Read full review at Movie Mezzanine


Blu-ray Review: La Cienaga

January 29, 2015

directed by Lucrecia Martel, 2001


The constant menace of ennui lingers over every frame in La Cienaga, director Lucretia Martel’s stunning début that unfolds with an unsettling nightmarish sprawl that seems to stretch on long after the credits roll. There are no instances of traditional horror present in this sweaty and sticky setting, only cyclical occurrences and the inevitability of repeated social rituals that fail to signify any sense of hope or escape for the film’s many characters. Observing the banal activities of a rich extended family in the summertime, Martel’s film is filled with a certain type of societal rot that only she could precisely construct with the sort of detail that is boldly applied here.

Read full review at Movie Mezzanine



January 26, 2015

directed by Daniel Barnz, 2014

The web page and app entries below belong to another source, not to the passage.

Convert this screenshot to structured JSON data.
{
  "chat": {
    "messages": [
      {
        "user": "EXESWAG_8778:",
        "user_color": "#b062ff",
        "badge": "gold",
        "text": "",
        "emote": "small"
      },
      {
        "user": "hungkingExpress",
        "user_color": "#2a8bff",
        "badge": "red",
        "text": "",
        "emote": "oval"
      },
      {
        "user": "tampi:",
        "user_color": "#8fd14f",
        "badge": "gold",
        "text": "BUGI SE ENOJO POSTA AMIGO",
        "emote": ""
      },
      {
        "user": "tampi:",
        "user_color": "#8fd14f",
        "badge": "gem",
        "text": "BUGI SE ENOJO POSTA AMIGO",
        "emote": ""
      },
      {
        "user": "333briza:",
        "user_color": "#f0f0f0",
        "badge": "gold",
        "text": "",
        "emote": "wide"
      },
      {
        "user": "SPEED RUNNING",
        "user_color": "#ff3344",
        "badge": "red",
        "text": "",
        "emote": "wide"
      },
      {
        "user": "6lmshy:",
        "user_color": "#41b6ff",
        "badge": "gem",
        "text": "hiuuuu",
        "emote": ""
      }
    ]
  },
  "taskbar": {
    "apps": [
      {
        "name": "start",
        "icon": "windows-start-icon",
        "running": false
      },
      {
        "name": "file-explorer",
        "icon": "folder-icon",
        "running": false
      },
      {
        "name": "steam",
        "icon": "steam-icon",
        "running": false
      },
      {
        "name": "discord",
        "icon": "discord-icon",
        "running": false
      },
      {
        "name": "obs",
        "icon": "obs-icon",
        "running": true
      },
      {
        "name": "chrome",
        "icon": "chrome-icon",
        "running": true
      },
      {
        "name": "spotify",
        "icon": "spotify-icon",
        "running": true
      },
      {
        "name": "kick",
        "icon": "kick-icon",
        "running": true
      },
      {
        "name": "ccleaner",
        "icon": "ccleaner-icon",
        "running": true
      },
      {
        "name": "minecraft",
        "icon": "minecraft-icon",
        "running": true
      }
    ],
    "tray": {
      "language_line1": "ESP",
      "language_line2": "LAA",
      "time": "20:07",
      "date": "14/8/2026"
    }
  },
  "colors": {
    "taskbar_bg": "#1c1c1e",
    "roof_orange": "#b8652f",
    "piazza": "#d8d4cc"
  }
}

In Cake, it takes about fifteen minutes for director Daniel Barnz to establish the ground rules for this familiar portrait of grief and addiction, followed up by another 90 minutes or so of dramatic clumsiness and eye-rolling clichés. Whether it is drugs, sex, or booze, each brings a routine numbing quality to the table for Claire Bennett (Aniston), a seemingly darkly comedic and scathing woman who we first meet in a support group for chronic physical pain. The group is discussing the recent suicide of one of their members, while Claire draws appalling gasps due to her candid sarcasm on the matter. Sporting facial and body scars as well as weedy hair, Aniston’s return to drama screams “I’m ready for recognition!” but Cake does a horrible job of providing Aniston with much to work with.

Read full review at Sound on Sight

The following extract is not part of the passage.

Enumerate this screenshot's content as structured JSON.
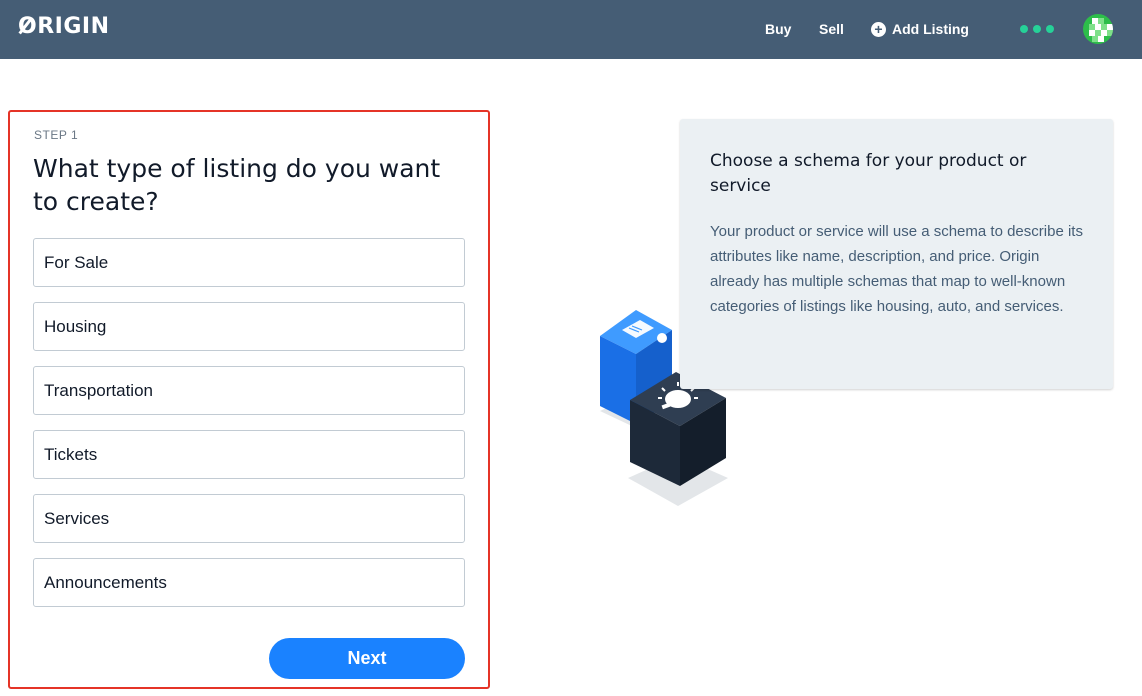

2014 in Film

January 23, 2015

Another year in the books. A lot of good, a lot of bad, and a lot of whatever. Found myself watching less from other years due to my TV critic gig (100 titles or so viewed in theaters), something I’ll look to strongly rectify in 2015. Once again, TIFF was marvelous, not only did the festival produce a number of films seen in my top ten, and some truly great memories (everyone once in their life must witness an Abel Ferrara Q & A), but the cinephile camaraderie present at the festival was at an all-time high for me. Not many cinematic regrets in 2014 save for the fact that I skipped Don’t Go Breaking My Heart 2 and It Follows during TIFF in favor of more sleep. All in all, I got away pretty clean. But before I unveil my list for 2014, let’s take a look back at my favorites from 2013.

1. Under the Skin
2. Bastards
3. Upstream Color
4. Inside Llewyn Davis
5. The Immigrant
6. The Wolf of Wall Street
7. Drug War
8. Before Midnight
9. Jealousy
10. Stranger by the Lake
11. Manakamana
12. Our Sunhi
13. 12 Years a Slave
14. Closed Curtain
15. A Touch of Sin
16. At Berkeley
17. Side Effects
18. The White Reindeer
19. I Used to Be Darker
20. Her
21. The Strange Little Cat
22. This Is Martin Bonner
23. The Conjuring
24. Bullet to the Head
25. The Counselor

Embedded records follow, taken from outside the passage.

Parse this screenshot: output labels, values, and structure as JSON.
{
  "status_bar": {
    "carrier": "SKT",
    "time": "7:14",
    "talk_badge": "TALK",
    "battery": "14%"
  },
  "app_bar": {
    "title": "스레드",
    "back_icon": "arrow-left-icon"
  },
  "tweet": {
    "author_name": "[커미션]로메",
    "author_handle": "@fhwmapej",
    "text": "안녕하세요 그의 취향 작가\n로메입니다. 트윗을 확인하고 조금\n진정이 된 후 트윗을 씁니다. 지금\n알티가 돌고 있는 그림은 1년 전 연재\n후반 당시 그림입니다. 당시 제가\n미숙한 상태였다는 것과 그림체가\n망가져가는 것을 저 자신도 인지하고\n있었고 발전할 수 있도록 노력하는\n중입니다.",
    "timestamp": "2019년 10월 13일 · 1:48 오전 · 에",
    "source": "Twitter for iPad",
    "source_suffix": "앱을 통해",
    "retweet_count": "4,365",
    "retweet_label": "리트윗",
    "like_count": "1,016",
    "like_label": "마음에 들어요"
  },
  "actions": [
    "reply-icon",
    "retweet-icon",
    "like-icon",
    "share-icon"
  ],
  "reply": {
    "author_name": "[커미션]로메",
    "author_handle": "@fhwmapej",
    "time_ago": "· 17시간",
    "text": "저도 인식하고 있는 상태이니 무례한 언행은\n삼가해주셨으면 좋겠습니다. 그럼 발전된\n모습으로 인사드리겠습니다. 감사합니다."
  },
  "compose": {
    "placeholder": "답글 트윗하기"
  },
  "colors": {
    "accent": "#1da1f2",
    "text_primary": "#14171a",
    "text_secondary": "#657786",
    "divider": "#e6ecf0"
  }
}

Now, for my 2014 favorites (list based on international premiere dates). Click on highlighted titles for fun stuff when applicable.

Honorable mention:
Force Majeure
Welcome to New York
Edge of Tomorrow
Still Alice
John Wick
Black Coal, Thin Ice
Step Up: All In
Beyond the Lights
Love Is Strange
The Babadook
Life Itself
Journey to the West

listen up philip
10. Listen Up Philip

9. Actress

goodbye to language
8. Goodbye to Language 3D

7. The Homesman

6. Inherent Vice

5. The Grand Budapest Hotel

4. Heaven Knows What

3. Boyhood

two days
2. Two Days, One Night

1. Horse Money